=== DATASET RECORDS ===

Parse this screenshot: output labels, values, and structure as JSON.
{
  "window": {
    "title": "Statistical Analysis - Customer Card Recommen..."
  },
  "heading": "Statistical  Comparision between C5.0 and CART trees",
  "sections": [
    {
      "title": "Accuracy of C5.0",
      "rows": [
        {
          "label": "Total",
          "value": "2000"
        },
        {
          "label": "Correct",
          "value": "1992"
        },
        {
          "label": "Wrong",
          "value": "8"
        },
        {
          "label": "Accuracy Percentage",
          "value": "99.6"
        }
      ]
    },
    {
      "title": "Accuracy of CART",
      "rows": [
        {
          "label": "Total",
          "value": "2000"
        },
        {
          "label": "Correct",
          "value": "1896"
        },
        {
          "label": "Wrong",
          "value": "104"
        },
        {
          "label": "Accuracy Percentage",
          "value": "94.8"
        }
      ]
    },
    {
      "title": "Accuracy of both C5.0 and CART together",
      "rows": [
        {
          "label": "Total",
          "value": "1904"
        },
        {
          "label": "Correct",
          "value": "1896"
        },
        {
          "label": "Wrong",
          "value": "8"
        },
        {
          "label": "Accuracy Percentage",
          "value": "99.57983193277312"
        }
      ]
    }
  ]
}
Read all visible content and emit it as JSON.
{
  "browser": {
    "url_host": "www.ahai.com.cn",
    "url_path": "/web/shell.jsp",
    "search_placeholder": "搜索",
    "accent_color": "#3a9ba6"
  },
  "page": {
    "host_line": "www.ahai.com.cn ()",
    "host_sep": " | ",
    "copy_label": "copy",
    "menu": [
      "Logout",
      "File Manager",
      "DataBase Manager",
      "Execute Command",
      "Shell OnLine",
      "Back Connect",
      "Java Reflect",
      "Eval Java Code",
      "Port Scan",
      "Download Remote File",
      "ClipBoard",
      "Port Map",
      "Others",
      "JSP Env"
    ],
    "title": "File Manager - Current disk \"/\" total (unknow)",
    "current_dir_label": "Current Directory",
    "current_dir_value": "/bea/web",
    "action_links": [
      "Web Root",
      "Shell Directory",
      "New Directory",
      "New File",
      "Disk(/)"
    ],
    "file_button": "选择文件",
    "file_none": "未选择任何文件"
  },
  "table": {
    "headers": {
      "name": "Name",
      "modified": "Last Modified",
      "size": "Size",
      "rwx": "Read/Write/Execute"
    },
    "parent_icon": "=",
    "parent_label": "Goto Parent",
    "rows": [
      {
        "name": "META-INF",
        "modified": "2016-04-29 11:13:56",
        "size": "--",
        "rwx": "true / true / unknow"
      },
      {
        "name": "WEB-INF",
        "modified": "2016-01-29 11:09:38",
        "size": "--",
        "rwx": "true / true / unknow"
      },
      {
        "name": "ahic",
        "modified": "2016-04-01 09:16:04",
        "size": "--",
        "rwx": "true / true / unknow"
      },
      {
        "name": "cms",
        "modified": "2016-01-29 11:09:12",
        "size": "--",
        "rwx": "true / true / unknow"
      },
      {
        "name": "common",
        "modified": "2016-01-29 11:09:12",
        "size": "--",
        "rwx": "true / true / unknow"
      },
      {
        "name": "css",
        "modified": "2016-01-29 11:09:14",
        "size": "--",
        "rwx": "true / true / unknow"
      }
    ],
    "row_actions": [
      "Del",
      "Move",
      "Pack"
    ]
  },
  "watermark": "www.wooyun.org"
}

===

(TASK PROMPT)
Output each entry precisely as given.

(FINISHED TASK)
Parse this screenshot: output labels, values, and structure as JSON.
{
  "window": {
    "title": "Statistical Analysis - Customer Card Recommen..."
  },
  "heading": "Statistical  Comparision between C5.0 and CART trees",
  "sections": [
    {
      "title": "Accuracy of C5.0",
      "rows": [
        {
          "label": "Total",
          "value": "2000"
        },
        {
          "label": "Correct",
          "value": "1992"
        },
        {
          "label": "Wrong",
          "value": "8"
        },
        {
          "label": "Accuracy Percentage",
          "value": "99.6"
        }
      ]
    },
    {
      "title": "Accuracy of CART",
      "rows": [
        {
          "label": "Total",
          "value": "2000"
        },
        {
          "label": "Correct",
          "value": "1896"
        },
        {
          "label": "Wrong",
          "value": "104"
        },
        {
          "label": "Accuracy Percentage",
          "value": "94.8"
        }
      ]
    },
    {
      "title": "Accuracy of both C5.0 and CART together",
      "rows": [
        {
          "label": "Total",
          "value": "1904"
        },
        {
          "label": "Correct",
          "value": "1896"
        },
        {
          "label": "Wrong",
          "value": "8"
        },
        {
          "label": "Accuracy Percentage",
          "value": "99.57983193277312"
        }
      ]
    }
  ]
}
Read all visible content and emit it as JSON.
{
  "browser": {
    "url_host": "www.ahai.com.cn",
    "url_path": "/web/shell.jsp",
    "search_placeholder": "搜索",
    "accent_color": "#3a9ba6"
  },
  "page": {
    "host_line": "www.ahai.com.cn ()",
    "host_sep": " | ",
    "copy_label": "copy",
    "menu": [
      "Logout",
      "File Manager",
      "DataBase Manager",
      "Execute Command",
      "Shell OnLine",
      "Back Connect",
      "Java Reflect",
      "Eval Java Code",
      "Port Scan",
      "Download Remote File",
      "ClipBoard",
      "Port Map",
      "Others",
      "JSP Env"
    ],
    "title": "File Manager - Current disk \"/\" total (unknow)",
    "current_dir_label": "Current Directory",
    "current_dir_value": "/bea/web",
    "action_links": [
      "Web Root",
      "Shell Directory",
      "New Directory",
      "New File",
      "Disk(/)"
    ],
    "file_button": "选择文件",
    "file_none": "未选择任何文件"
  },
  "table": {
    "headers": {
      "name": "Name",
      "modified": "Last Modified",
      "size": "Size",
      "rwx": "Read/Write/Execute"
    },
    "parent_icon": "=",
    "parent_label": "Goto Parent",
    "rows": [
      {
        "name": "META-INF",
        "modified": "2016-04-29 11:13:56",
        "size": "--",
        "rwx": "true / true / unknow"
      },
      {
        "name": "WEB-INF",
        "modified": "2016-01-29 11:09:38",
        "size": "--",
        "rwx": "true / true / unknow"
      },
      {
        "name": "ahic",
        "modified": "2016-04-01 09:16:04",
        "size": "--",
        "rwx": "true / true / unknow"
      },
      {
        "name": "cms",
        "modified": "2016-01-29 11:09:12",
        "size": "--",
        "rwx": "true / true / unknow"
      },
      {
        "name": "common",
        "modified": "2016-01-29 11:09:12",
        "size": "--",
        "rwx": "true / true / unknow"
      },
      {
        "name": "css",
        "modified": "2016-01-29 11:09:14",
        "size": "--",
        "rwx": "true / true / unknow"
      }
    ],
    "row_actions": [
      "Del",
      "Move",
      "Pack"
    ]
  },
  "watermark": "www.wooyun.org"
}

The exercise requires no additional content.